[Records to process Boundary: Start]

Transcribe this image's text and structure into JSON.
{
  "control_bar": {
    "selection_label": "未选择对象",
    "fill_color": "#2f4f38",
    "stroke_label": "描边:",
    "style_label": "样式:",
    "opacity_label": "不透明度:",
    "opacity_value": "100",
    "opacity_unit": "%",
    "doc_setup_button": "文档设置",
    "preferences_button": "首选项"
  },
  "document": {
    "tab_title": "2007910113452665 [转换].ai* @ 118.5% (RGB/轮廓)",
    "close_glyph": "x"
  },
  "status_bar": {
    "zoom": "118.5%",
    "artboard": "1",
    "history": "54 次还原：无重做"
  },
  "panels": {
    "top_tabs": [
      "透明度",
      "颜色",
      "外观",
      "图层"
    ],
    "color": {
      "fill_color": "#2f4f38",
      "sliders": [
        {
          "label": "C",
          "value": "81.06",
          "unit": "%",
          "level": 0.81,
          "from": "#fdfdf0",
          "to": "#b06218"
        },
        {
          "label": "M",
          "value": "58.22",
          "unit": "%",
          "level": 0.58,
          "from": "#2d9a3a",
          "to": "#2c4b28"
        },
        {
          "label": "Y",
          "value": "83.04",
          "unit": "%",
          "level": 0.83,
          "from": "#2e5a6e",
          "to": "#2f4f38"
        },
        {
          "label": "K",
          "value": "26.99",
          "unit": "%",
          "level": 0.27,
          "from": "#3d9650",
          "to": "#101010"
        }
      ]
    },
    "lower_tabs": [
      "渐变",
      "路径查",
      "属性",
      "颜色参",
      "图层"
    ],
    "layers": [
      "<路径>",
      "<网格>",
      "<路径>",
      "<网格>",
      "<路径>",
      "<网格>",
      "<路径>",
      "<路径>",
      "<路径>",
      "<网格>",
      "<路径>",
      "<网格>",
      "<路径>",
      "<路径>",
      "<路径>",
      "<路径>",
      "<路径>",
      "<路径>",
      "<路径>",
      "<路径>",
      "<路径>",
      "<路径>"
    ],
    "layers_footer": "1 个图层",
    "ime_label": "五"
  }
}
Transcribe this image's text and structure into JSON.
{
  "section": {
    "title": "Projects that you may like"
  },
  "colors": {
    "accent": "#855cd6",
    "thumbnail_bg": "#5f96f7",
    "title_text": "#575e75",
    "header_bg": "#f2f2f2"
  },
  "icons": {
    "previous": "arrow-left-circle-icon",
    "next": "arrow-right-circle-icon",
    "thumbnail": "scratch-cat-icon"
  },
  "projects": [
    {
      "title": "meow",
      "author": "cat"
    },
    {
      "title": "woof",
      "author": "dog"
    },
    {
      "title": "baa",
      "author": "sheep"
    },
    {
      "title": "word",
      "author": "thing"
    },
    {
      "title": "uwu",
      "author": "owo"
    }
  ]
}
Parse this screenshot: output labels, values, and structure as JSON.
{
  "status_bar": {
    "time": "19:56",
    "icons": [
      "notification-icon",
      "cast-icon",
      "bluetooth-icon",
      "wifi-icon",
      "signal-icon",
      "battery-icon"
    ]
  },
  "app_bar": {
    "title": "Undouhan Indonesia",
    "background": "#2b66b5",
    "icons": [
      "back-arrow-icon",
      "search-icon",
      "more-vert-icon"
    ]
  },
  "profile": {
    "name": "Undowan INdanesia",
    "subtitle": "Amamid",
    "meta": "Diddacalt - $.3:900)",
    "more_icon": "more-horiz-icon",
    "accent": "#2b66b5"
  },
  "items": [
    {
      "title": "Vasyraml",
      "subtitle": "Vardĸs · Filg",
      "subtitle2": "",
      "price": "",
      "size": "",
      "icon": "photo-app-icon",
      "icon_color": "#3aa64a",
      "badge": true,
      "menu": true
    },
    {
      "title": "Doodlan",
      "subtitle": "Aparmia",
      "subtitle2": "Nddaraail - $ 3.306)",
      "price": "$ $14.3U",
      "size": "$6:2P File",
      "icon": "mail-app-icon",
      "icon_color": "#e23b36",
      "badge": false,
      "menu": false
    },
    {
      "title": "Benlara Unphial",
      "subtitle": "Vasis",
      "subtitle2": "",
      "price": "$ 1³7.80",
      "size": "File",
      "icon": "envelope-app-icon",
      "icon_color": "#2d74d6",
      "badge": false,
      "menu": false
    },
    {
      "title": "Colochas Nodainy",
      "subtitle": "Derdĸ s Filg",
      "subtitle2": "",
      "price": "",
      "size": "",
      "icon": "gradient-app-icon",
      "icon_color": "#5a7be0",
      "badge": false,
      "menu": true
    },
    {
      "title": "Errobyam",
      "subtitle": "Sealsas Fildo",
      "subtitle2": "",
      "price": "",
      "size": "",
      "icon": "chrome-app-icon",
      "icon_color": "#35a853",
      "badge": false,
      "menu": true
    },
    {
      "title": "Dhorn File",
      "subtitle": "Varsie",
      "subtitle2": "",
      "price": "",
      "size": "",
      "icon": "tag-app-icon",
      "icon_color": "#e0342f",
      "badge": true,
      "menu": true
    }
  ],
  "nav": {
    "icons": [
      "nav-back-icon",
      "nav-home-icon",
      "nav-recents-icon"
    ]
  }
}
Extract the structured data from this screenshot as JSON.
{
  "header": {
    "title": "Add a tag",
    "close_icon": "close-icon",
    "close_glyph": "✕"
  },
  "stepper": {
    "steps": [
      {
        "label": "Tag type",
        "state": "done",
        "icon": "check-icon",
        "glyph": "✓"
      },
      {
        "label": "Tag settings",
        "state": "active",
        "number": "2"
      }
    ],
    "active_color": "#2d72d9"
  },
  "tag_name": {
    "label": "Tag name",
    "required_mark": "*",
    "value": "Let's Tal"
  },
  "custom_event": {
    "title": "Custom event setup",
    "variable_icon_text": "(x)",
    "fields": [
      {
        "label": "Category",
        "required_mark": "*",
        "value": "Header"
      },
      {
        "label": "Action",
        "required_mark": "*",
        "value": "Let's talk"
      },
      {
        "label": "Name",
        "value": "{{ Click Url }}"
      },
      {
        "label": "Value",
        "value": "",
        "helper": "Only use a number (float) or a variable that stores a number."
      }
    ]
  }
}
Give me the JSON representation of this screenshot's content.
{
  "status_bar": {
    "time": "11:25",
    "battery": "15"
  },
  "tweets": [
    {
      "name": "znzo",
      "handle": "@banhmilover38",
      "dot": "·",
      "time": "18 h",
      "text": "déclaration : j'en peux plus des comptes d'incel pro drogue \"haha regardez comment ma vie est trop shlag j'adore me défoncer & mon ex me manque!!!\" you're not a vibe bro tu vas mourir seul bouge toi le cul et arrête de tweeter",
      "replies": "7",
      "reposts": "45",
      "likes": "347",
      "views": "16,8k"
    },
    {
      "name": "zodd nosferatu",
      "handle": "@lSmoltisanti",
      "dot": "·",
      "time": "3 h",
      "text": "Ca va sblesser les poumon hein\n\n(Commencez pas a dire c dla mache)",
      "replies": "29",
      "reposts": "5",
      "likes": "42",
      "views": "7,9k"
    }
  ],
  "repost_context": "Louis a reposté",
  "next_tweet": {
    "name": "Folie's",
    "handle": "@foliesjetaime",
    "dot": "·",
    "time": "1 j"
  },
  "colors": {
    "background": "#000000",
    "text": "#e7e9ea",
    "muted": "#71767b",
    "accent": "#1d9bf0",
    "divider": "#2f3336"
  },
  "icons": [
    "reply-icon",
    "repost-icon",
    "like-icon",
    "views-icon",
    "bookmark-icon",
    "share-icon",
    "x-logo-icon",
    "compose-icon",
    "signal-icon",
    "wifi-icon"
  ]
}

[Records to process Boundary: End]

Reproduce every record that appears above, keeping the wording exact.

▶ Expected answer:
Transcribe this image's text and structure into JSON.
{
  "control_bar": {
    "selection_label": "未选择对象",
    "fill_color": "#2f4f38",
    "stroke_label": "描边:",
    "style_label": "样式:",
    "opacity_label": "不透明度:",
    "opacity_value": "100",
    "opacity_unit": "%",
    "doc_setup_button": "文档设置",
    "preferences_button": "首选项"
  },
  "document": {
    "tab_title": "2007910113452665 [转换].ai* @ 118.5% (RGB/轮廓)",
    "close_glyph": "x"
  },
  "status_bar": {
    "zoom": "118.5%",
    "artboard": "1",
    "history": "54 次还原：无重做"
  },
  "panels": {
    "top_tabs": [
      "透明度",
      "颜色",
      "外观",
      "图层"
    ],
    "color": {
      "fill_color": "#2f4f38",
      "sliders": [
        {
          "label": "C",
          "value": "81.06",
          "unit": "%",
          "level": 0.81,
          "from": "#fdfdf0",
          "to": "#b06218"
        },
        {
          "label": "M",
          "value": "58.22",
          "unit": "%",
          "level": 0.58,
          "from": "#2d9a3a",
          "to": "#2c4b28"
        },
        {
          "label": "Y",
          "value": "83.04",
          "unit": "%",
          "level": 0.83,
          "from": "#2e5a6e",
          "to": "#2f4f38"
        },
        {
          "label": "K",
          "value": "26.99",
          "unit": "%",
          "level": 0.27,
          "from": "#3d9650",
          "to": "#101010"
        }
      ]
    },
    "lower_tabs": [
      "渐变",
      "路径查",
      "属性",
      "颜色参",
      "图层"
    ],
    "layers": [
      "<路径>",
      "<网格>",
      "<路径>",
      "<网格>",
      "<路径>",
      "<网格>",
      "<路径>",
      "<路径>",
      "<路径>",
      "<网格>",
      "<路径>",
      "<网格>",
      "<路径>",
      "<路径>",
      "<路径>",
      "<路径>",
      "<路径>",
      "<路径>",
      "<路径>",
      "<路径>",
      "<路径>",
      "<路径>"
    ],
    "layers_footer": "1 个图层",
    "ime_label": "五"
  }
}
Transcribe this image's text and structure into JSON.
{
  "section": {
    "title": "Projects that you may like"
  },
  "colors": {
    "accent": "#855cd6",
    "thumbnail_bg": "#5f96f7",
    "title_text": "#575e75",
    "header_bg": "#f2f2f2"
  },
  "icons": {
    "previous": "arrow-left-circle-icon",
    "next": "arrow-right-circle-icon",
    "thumbnail": "scratch-cat-icon"
  },
  "projects": [
    {
      "title": "meow",
      "author": "cat"
    },
    {
      "title": "woof",
      "author": "dog"
    },
    {
      "title": "baa",
      "author": "sheep"
    },
    {
      "title": "word",
      "author": "thing"
    },
    {
      "title": "uwu",
      "author": "owo"
    }
  ]
}
Parse this screenshot: output labels, values, and structure as JSON.
{
  "status_bar": {
    "time": "19:56",
    "icons": [
      "notification-icon",
      "cast-icon",
      "bluetooth-icon",
      "wifi-icon",
      "signal-icon",
      "battery-icon"
    ]
  },
  "app_bar": {
    "title": "Undouhan Indonesia",
    "background": "#2b66b5",
    "icons": [
      "back-arrow-icon",
      "search-icon",
      "more-vert-icon"
    ]
  },
  "profile": {
    "name": "Undowan INdanesia",
    "subtitle": "Amamid",
    "meta": "Diddacalt - $.3:900)",
    "more_icon": "more-horiz-icon",
    "accent": "#2b66b5"
  },
  "items": [
    {
      "title": "Vasyraml",
      "subtitle": "Vardĸs · Filg",
      "subtitle2": "",
      "price": "",
      "size": "",
      "icon": "photo-app-icon",
      "icon_color": "#3aa64a",
      "badge": true,
      "menu": true
    },
    {
      "title": "Doodlan",
      "subtitle": "Aparmia",
      "subtitle2": "Nddaraail - $ 3.306)",
      "price": "$ $14.3U",
      "size": "$6:2P File",
      "icon": "mail-app-icon",
      "icon_color": "#e23b36",
      "badge": false,
      "menu": false
    },
    {
      "title": "Benlara Unphial",
      "subtitle": "Vasis",
      "subtitle2": "",
      "price": "$ 1³7.80",
      "size": "File",
      "icon": "envelope-app-icon",
      "icon_color": "#2d74d6",
      "badge": false,
      "menu": false
    },
    {
      "title": "Colochas Nodainy",
      "subtitle": "Derdĸ s Filg",
      "subtitle2": "",
      "price": "",
      "size": "",
      "icon": "gradient-app-icon",
      "icon_color": "#5a7be0",
      "badge": false,
      "menu": true
    },
    {
      "title": "Errobyam",
      "subtitle": "Sealsas Fildo",
      "subtitle2": "",
      "price": "",
      "size": "",
      "icon": "chrome-app-icon",
      "icon_color": "#35a853",
      "badge": false,
      "menu": true
    },
    {
      "title": "Dhorn File",
      "subtitle": "Varsie",
      "subtitle2": "",
      "price": "",
      "size": "",
      "icon": "tag-app-icon",
      "icon_color": "#e0342f",
      "badge": true,
      "menu": true
    }
  ],
  "nav": {
    "icons": [
      "nav-back-icon",
      "nav-home-icon",
      "nav-recents-icon"
    ]
  }
}
Extract the structured data from this screenshot as JSON.
{
  "header": {
    "title": "Add a tag",
    "close_icon": "close-icon",
    "close_glyph": "✕"
  },
  "stepper": {
    "steps": [
      {
        "label": "Tag type",
        "state": "done",
        "icon": "check-icon",
        "glyph": "✓"
      },
      {
        "label": "Tag settings",
        "state": "active",
        "number": "2"
      }
    ],
    "active_color": "#2d72d9"
  },
  "tag_name": {
    "label": "Tag name",
    "required_mark": "*",
    "value": "Let's Tal"
  },
  "custom_event": {
    "title": "Custom event setup",
    "variable_icon_text": "(x)",
    "fields": [
      {
        "label": "Category",
        "required_mark": "*",
        "value": "Header"
      },
      {
        "label": "Action",
        "required_mark": "*",
        "value": "Let's talk"
      },
      {
        "label": "Name",
        "value": "{{ Click Url }}"
      },
      {
        "label": "Value",
        "value": "",
        "helper": "Only use a number (float) or a variable that stores a number."
      }
    ]
  }
}
Give me the JSON representation of this screenshot's content.
{
  "status_bar": {
    "time": "11:25",
    "battery": "15"
  },
  "tweets": [
    {
      "name": "znzo",
      "handle": "@banhmilover38",
      "dot": "·",
      "time": "18 h",
      "text": "déclaration : j'en peux plus des comptes d'incel pro drogue \"haha regardez comment ma vie est trop shlag j'adore me défoncer & mon ex me manque!!!\" you're not a vibe bro tu vas mourir seul bouge toi le cul et arrête de tweeter",
      "replies": "7",
      "reposts": "45",
      "likes": "347",
      "views": "16,8k"
    },
    {
      "name": "zodd nosferatu",
      "handle": "@lSmoltisanti",
      "dot": "·",
      "time": "3 h",
      "text": "Ca va sblesser les poumon hein\n\n(Commencez pas a dire c dla mache)",
      "replies": "29",
      "reposts": "5",
      "likes": "42",
      "views": "7,9k"
    }
  ],
  "repost_context": "Louis a reposté",
  "next_tweet": {
    "name": "Folie's",
    "handle": "@foliesjetaime",
    "dot": "·",
    "time": "1 j"
  },
  "colors": {
    "background": "#000000",
    "text": "#e7e9ea",
    "muted": "#71767b",
    "accent": "#1d9bf0",
    "divider": "#2f3336"
  },
  "icons": [
    "reply-icon",
    "repost-icon",
    "like-icon",
    "views-icon",
    "bookmark-icon",
    "share-icon",
    "x-logo-icon",
    "compose-icon",
    "signal-icon",
    "wifi-icon"
  ]
}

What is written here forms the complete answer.